EXERCISE MATERIAL below:

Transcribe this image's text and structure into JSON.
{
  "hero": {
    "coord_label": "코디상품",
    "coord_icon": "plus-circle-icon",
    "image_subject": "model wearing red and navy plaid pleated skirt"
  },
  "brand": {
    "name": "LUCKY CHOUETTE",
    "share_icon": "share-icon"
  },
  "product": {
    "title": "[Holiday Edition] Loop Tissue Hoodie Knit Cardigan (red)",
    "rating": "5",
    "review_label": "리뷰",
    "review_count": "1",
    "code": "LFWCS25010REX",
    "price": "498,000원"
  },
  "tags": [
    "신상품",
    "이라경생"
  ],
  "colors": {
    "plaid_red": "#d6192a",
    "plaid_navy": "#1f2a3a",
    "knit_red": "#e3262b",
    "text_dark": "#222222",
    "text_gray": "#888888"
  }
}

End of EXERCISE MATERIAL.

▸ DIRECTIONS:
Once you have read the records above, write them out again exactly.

▸ WRITTEN RESPONSE:
Transcribe this image's text and structure into JSON.
{
  "hero": {
    "coord_label": "코디상품",
    "coord_icon": "plus-circle-icon",
    "image_subject": "model wearing red and navy plaid pleated skirt"
  },
  "brand": {
    "name": "LUCKY CHOUETTE",
    "share_icon": "share-icon"
  },
  "product": {
    "title": "[Holiday Edition] Loop Tissue Hoodie Knit Cardigan (red)",
    "rating": "5",
    "review_label": "리뷰",
    "review_count": "1",
    "code": "LFWCS25010REX",
    "price": "498,000원"
  },
  "tags": [
    "신상품",
    "이라경생"
  ],
  "colors": {
    "plaid_red": "#d6192a",
    "plaid_navy": "#1f2a3a",
    "knit_red": "#e3262b",
    "text_dark": "#222222",
    "text_gray": "#888888"
  }
}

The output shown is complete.